I’m back! This post took me over a month to have the courage to publish. I struggled to be gentle, tender and loving to myself as I wrote this as I’m baring the current status of my soul to you, lovely readers, so please, be gentle.
I unintentionally took a break from my #2017Project during the month of April. March had been full as I curated daily content for the Reclaiming #WalangHiya digital platform. When April came, I didn’t do a great job of setting aside intentional writing time. That, and a lot happened.
Winter, Lent and Easter came and went. I gave up alcohol for Lent. I spent time confronting myself through daily reflection. I decided to enter a committed monogamous relationship. I worked every weekend. I went to Atlanta for the first time and for my first work conference. I started job searching, got an offer, accepted another offer, put my two weeks in and worked my last day last week. In the midst of all this, I experienced intense anxiety and a few mental breakdowns. At one point, I started to tell my friends that I was ready to return to the West Coast. Now, I’m starting to wrap my head around the fact that I am staying longer in New York than I initially expected.
While I was discerning over whether to stay in New York or go home, my good friend and beloved editor, Mary paused me to mull over the following: 1) when life gets difficult, I have a habit of saying I’m going to return to the West Coast, and 2) something seems to keep me here in New York. It doesn’t seem or feel like I’m ready to leave simply because I’m saying I want to move back to the West Coast during a period of desolation.
And despite my anxiety, stress and frustration at the time, I knew Mary was right. Continue reading
Disclaimer: The views and opinions expressed in this piece do not reflect the official stance of Kappa Phi Lambda Sorority, Incorporated and solely represent the personal views, opinions, and frustrations of the author.

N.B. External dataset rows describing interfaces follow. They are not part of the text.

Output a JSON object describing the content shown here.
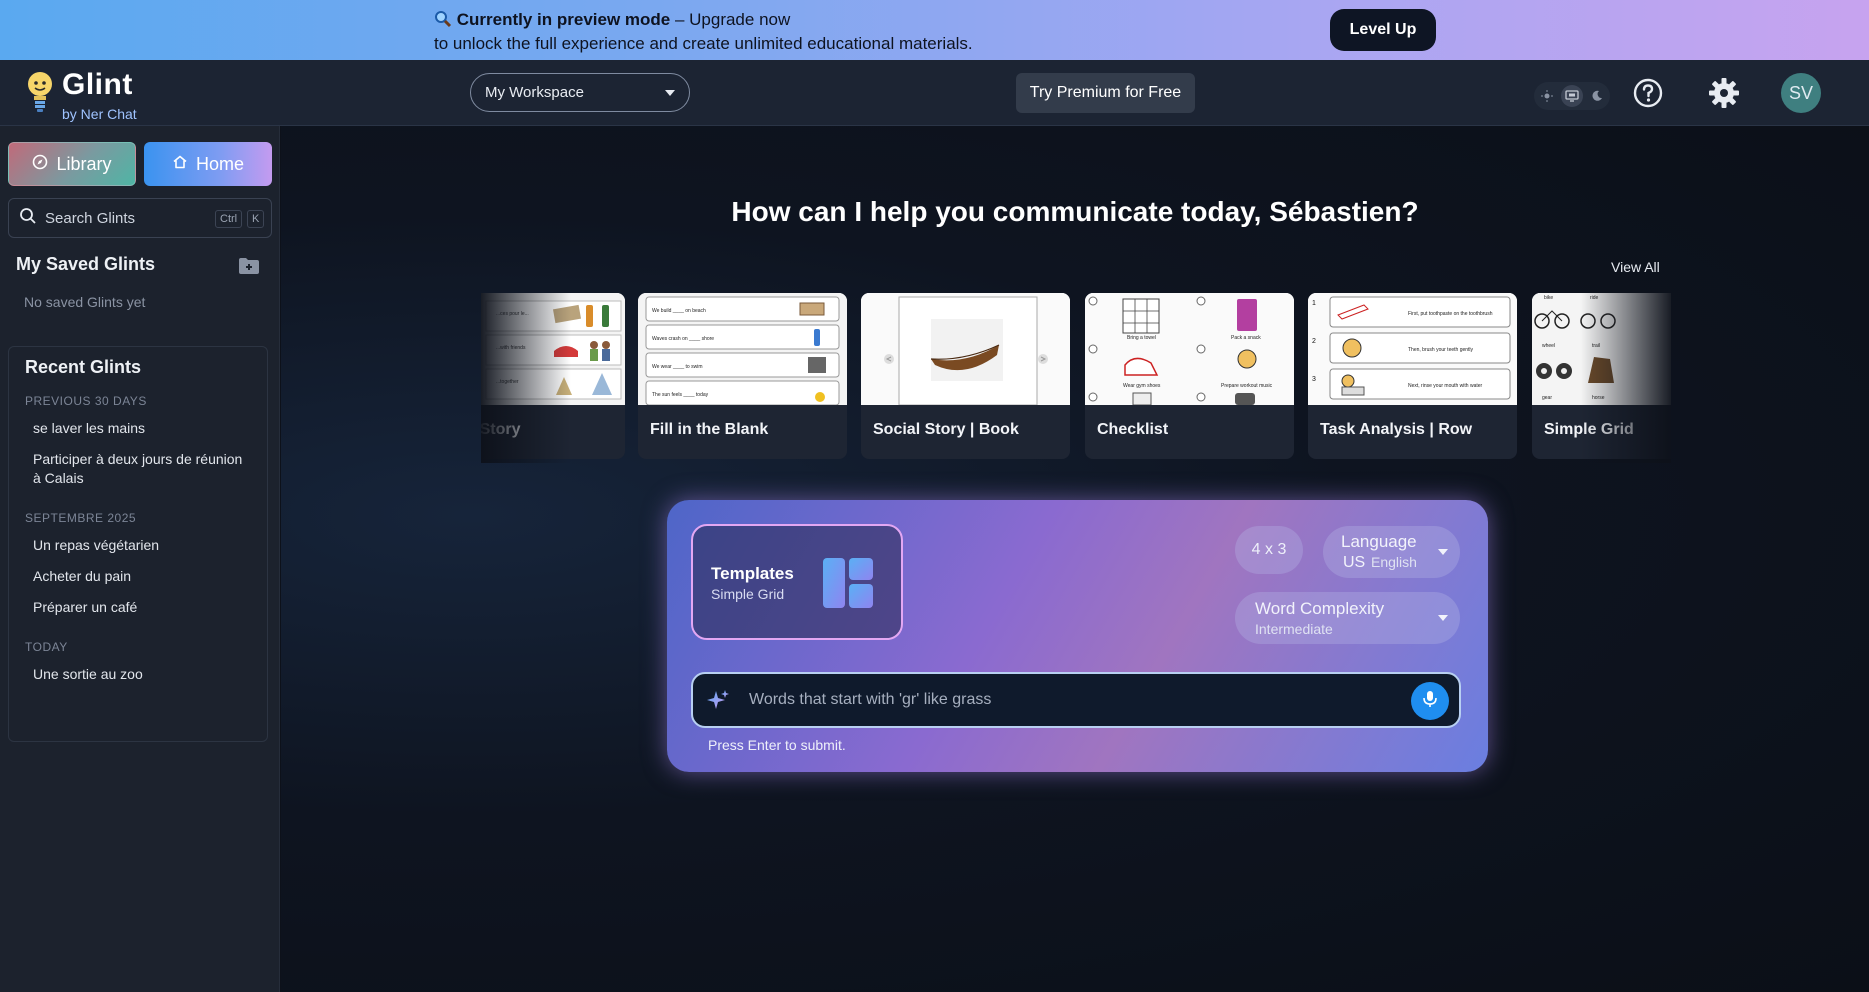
{
  "banner": {
    "icon": "magnifier-icon",
    "strong": "Currently in preview mode",
    "dash": " – Upgrade now",
    "line2": "to unlock the full experience and create unlimited educational materials.",
    "cta": "Level Up"
  },
  "header": {
    "app_name": "Glint",
    "by_line": "by Ner Chat",
    "workspace": "My Workspace",
    "premium_cta": "Try Premium for Free",
    "avatar_initials": "SV"
  },
  "sidebar": {
    "library_label": "Library",
    "home_label": "Home",
    "search_placeholder": "Search Glints",
    "search_kbd_1": "Ctrl",
    "search_kbd_2": "K",
    "saved_title": "My Saved Glints",
    "no_saved": "No saved Glints yet",
    "recent_title": "Recent Glints",
    "groups": [
      {
        "label": "PREVIOUS 30 DAYS",
        "items": [
          "se laver les mains",
          "Participer à deux jours de réunion à Calais"
        ]
      },
      {
        "label": "SEPTEMBRE 2025",
        "items": [
          "Un repas végétarien",
          "Acheter du pain",
          "Préparer un café"
        ]
      },
      {
        "label": "TODAY",
        "items": [
          "Une sortie au zoo"
        ]
      }
    ]
  },
  "main": {
    "headline": "How can I help you communicate today, Sébastien?",
    "view_all": "View All",
    "cards": [
      {
        "label": "Social Story"
      },
      {
        "label": "Fill in the Blank"
      },
      {
        "label": "Social Story | Book"
      },
      {
        "label": "Checklist"
      },
      {
        "label": "Task Analysis | Row"
      },
      {
        "label": "Simple Grid"
      }
    ],
    "thumb_text": {
      "fill_blank": [
        "We build ____ on beach",
        "Waves crash on ____ shore",
        "We wear ____ to swim",
        "The sun feels ____ today"
      ],
      "checklist": [
        "Bring a towel",
        "Pack a snack",
        "Wear gym shoes",
        "Prepare workout music"
      ],
      "task": [
        "First, put toothpaste on the toothbrush",
        "Then, brush your teeth gently",
        "Next, rinse your mouth with water"
      ],
      "grid": [
        "bike",
        "ride",
        "wheel",
        "trail",
        "gear",
        "horse"
      ],
      "story": [
        "...ces pour le...",
        "...with friends",
        "...together"
      ]
    }
  },
  "prompt": {
    "templates_title": "Templates",
    "templates_sub": "Simple Grid",
    "grid_size": "4 x 3",
    "language_label": "Language",
    "language_flag": "US",
    "language_value": "English",
    "complexity_label": "Word Complexity",
    "complexity_value": "Intermediate",
    "input_placeholder": "Words that start with 'gr' like grass",
    "hint": "Press Enter to submit."
  }
}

Some people may read this as airing dirty laundry but this is me breaking silence because when there is injustice, keeping silence is more shameful than breaking silence. Asian and non-Asian alike, my sisters and I need to be reminded that our letters were created to help us stand out and stand together.

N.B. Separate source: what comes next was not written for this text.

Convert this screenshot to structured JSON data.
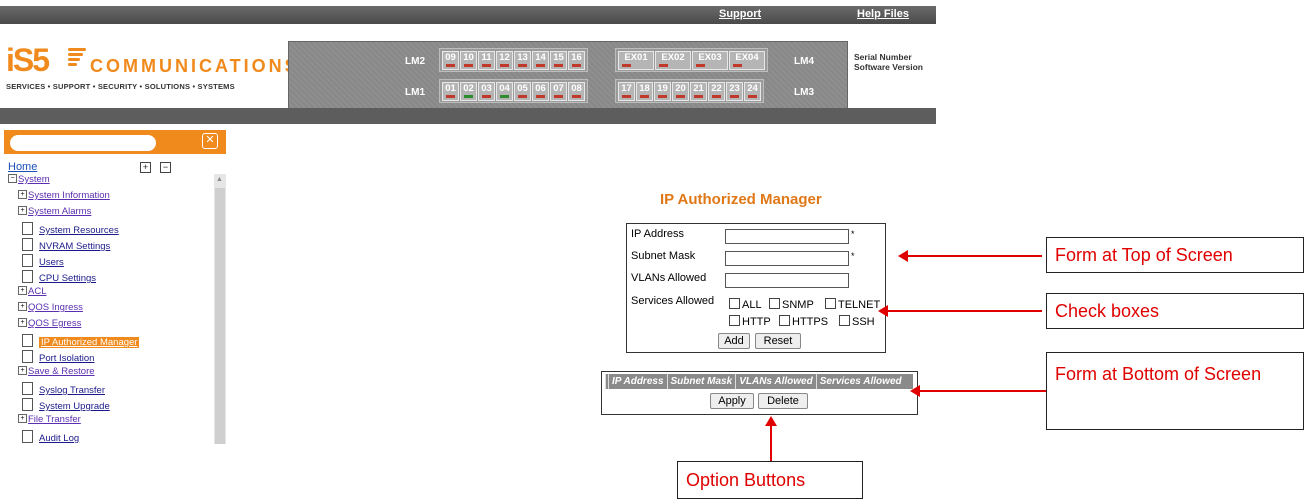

This past Thursday was the 22nd anniversary of the founding of Kappa Phi Lambda Sorority, Incorporated. On March 9, 1995 at Binghamton University, seven strong women of various Asian backgrounds officially formed the sorority in response to the lack of Asian representation on their campus. Kappa today is active in 27 schools with a membership of 3,189 sisters and counting, and an average GPA of 3.3 among our actives.
But no one asks about our founding history, why we wear red, white, and heather grey, or what our minimum active GPA is. Nah, it’s always about hazing. So, LET ME TELL YOU about the HAZING it took to earn these letters… Continue reading